stock was left out during the recent market rally, a performance gap that begs the question: are things really as bad at the american manufacturer as the figures suggest?
General Electric shares (ticker: GE) are up about 5% from their March lows,
Dow Jones Industrial Average
are up 33%. the
is up 37%. Same stock in the besieged aircraft manufacturer
(BA) – a key GE customer – is 50% above its 52-week low.
In addition, GE stocks are down about 4% on the week. The market has grown by more than 3%.
The average target for share prices among analysts has dropped as Covid-19 has disrupted the economy, but at around $ 8.50 it is almost 40% higher than recent levels. The average Dow Jones stock price is approximately 13% above recent levels.
So why is the stock stuck?
Exposure to commercial aerospace is the best explanation. Warren Buffett dropped a bomb on Saturday when he revealed his

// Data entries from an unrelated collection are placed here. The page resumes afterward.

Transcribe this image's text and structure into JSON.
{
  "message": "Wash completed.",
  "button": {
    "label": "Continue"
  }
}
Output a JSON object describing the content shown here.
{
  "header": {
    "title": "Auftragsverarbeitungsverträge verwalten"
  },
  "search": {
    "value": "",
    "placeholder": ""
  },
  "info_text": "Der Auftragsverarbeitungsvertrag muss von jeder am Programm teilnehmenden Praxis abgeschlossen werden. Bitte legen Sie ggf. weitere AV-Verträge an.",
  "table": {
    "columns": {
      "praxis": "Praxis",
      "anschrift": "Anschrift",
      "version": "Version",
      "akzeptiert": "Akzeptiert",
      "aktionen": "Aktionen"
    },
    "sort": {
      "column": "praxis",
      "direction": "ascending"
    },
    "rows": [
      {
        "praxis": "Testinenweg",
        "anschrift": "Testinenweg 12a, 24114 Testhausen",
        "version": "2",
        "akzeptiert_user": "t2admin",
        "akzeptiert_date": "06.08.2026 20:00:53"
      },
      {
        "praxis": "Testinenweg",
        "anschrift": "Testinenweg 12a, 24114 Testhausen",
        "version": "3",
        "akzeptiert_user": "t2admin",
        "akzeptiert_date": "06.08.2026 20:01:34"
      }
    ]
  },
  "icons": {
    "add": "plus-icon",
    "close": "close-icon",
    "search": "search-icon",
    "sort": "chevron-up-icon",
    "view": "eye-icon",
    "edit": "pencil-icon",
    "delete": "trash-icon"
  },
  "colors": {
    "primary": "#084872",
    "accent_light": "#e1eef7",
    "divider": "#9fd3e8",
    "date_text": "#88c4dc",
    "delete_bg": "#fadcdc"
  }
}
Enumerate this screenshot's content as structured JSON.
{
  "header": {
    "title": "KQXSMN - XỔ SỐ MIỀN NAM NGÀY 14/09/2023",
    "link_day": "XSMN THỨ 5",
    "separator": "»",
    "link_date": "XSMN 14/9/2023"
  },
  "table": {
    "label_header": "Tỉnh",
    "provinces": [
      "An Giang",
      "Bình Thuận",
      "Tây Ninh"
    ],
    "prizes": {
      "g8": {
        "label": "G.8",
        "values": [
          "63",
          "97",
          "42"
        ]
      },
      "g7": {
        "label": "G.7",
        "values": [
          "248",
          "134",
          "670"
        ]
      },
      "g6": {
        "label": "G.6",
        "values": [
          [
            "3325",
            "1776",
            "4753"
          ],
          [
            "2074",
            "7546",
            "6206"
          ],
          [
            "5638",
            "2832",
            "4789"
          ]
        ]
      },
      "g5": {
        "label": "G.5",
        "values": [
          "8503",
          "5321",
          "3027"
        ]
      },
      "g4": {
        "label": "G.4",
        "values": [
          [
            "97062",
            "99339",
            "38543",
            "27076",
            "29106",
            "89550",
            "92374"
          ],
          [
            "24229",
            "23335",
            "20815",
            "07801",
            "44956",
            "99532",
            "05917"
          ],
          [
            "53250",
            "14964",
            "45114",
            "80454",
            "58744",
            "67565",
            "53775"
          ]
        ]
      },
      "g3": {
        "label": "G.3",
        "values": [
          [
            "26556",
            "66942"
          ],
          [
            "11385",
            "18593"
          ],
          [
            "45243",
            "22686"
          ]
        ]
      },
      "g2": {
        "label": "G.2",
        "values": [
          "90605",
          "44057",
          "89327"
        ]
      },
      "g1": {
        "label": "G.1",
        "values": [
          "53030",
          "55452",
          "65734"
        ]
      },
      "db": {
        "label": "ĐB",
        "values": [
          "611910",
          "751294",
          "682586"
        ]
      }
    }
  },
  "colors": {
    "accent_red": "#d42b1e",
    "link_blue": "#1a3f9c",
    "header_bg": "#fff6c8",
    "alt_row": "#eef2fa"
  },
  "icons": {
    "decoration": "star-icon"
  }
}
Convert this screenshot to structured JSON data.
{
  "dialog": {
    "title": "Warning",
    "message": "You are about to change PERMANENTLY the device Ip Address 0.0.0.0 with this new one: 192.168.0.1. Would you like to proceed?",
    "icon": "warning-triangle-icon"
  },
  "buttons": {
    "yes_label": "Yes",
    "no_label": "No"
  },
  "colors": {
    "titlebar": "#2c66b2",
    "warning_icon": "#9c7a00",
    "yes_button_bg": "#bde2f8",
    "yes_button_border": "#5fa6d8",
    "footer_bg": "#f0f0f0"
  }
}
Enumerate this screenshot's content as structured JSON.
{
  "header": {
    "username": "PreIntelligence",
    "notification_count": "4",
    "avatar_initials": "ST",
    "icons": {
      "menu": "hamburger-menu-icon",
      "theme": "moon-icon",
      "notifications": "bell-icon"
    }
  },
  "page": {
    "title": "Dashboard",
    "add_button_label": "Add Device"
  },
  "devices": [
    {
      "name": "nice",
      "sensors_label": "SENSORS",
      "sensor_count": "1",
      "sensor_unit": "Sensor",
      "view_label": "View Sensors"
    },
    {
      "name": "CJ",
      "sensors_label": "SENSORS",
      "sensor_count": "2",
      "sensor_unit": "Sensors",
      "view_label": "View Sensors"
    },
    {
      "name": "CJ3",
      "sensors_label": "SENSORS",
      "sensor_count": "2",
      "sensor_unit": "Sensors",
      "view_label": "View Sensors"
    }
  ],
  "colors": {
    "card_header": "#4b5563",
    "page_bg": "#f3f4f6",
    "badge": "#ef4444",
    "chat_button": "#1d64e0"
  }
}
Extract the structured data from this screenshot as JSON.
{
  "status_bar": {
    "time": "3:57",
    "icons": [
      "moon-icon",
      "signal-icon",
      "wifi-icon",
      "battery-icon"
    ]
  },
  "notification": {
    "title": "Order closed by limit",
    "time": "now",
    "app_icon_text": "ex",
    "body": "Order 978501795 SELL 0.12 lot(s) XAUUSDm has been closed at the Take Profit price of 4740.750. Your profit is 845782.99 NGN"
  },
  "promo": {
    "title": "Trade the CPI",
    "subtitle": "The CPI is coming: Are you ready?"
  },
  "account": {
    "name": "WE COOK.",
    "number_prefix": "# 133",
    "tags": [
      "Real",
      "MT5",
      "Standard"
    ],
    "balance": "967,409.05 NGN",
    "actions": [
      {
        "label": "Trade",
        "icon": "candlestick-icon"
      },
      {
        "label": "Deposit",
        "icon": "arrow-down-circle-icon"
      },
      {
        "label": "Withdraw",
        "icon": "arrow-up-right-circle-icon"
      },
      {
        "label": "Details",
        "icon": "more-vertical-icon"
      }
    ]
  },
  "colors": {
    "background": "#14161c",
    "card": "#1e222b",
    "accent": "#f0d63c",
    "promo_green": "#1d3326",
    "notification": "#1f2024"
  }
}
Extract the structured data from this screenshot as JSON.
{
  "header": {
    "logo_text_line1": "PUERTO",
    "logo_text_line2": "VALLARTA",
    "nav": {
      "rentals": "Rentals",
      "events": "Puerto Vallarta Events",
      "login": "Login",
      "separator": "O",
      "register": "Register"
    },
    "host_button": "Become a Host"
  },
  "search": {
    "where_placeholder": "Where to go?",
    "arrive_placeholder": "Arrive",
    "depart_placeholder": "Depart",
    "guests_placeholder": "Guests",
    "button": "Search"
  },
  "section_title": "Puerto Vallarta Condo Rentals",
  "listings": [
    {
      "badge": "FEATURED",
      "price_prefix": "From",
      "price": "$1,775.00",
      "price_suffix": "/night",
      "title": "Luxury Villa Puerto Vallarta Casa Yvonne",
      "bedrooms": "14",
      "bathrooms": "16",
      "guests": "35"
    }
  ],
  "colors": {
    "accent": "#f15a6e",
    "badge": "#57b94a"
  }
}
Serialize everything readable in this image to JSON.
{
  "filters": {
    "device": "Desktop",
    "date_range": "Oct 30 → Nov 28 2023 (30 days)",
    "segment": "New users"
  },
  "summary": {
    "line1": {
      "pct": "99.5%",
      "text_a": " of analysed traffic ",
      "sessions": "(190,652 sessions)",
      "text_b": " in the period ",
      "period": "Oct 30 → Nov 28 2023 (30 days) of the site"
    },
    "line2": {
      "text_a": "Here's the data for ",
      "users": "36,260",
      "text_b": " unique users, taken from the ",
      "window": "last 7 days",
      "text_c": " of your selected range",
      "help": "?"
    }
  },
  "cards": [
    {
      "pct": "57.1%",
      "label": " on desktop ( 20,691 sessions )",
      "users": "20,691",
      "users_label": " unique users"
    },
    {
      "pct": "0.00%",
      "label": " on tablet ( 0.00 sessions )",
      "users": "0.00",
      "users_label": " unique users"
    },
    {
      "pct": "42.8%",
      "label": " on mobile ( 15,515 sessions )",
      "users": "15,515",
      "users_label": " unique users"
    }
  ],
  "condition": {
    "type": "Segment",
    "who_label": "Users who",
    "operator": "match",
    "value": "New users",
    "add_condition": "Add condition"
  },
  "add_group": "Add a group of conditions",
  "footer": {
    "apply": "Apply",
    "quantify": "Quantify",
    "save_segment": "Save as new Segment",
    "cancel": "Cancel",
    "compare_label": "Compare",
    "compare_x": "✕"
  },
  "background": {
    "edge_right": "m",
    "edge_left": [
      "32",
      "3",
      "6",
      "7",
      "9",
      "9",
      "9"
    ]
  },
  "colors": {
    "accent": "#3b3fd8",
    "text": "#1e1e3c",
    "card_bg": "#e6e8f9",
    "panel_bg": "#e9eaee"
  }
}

(BRK.A) has sold its entire stake in the American airlines. Berkshire was a huge holder of airline titles, holding between 7% and 11% of the four largest American carriers.
This news hit an area already reeling from coronavirus. About two-thirds of the commercial jet fleet is immobilized worldwide because no one is flying. Passengers passing through government security checkpoints at US airports have declined more than 90% year over year. (US airline stocks, like GE stocks, are also down for the week.)
“No quick or easy fix,” wrote Gordon Haskett analyst John Inch in a research report examining GE’s prospects this week. He is evaluating the stock hold, but he has reduced his target price to $ 5, against $ 9. He calls 2020 “the perfect storm” for the company, saying the stock valuation was based on the idea that the company could generate $ 1 per share in free cash flow.
This objective now seems not to be achieved for a long time.
Not all analysts are as careful as Inch. Morgan Stanley analyst Josh Pokrzywinski estimates that GE’s operations can rebound faster than the industry as a whole because planes that use GE engine technology are “less susceptible to retirement.” GE engines, parked at the moment, will find their place in the sky, stimulating GE secondary market activities.
However, given the uncertainty in aviation, Pokrzywinski understands the recent decline in stocks, but believes the share has dropped enough. It values stocks equivalent to Buy and has a price target of $ 8 for stocks.
The slowdown in aviation is why investors are nervous about stocks, but Inch has addressed an issue that could turn the tide: cash flow. Better free cash flow than expected in the coming months would boost optimism.
It will not be easy. In March, GE management told investors to expect about $ 3 billion in free cash flow in 2020. More than $ 4 billion was expected to come from the aviation industry, but since then management has withdrawn its forecast for the year due to the pandemic.
Today, analysts expect GE to burn about $ 3 billion in cash this year. The thumb is more bearish. The company is expected to burn nearly $ 6 billion in 2020.
Even if the money goes out the door, short-term liquidity doesn’t seem to be a problem. Management worked overtime to fix GE’s balance sheet. And a recent sale of $ 20 billion in assets to
(DHR) makes GE’s financial leverage comparable to that of other US industrial companies.
Something must give for GE actions. Either analysts will be embittered on the name, or investors will return to the battered stocks. If this happens, it could mean a bump for aggressive traders and investors as the US economy begins to reopen.
GE shares are down about 44% since the start of the year, a loss similar to that of other aerospace suppliersBarron’s tracks. The stock rose 3% to $ 6.29 on Friday. The S&P 500 gained 1.7%.
Write to Al Root at [email protected]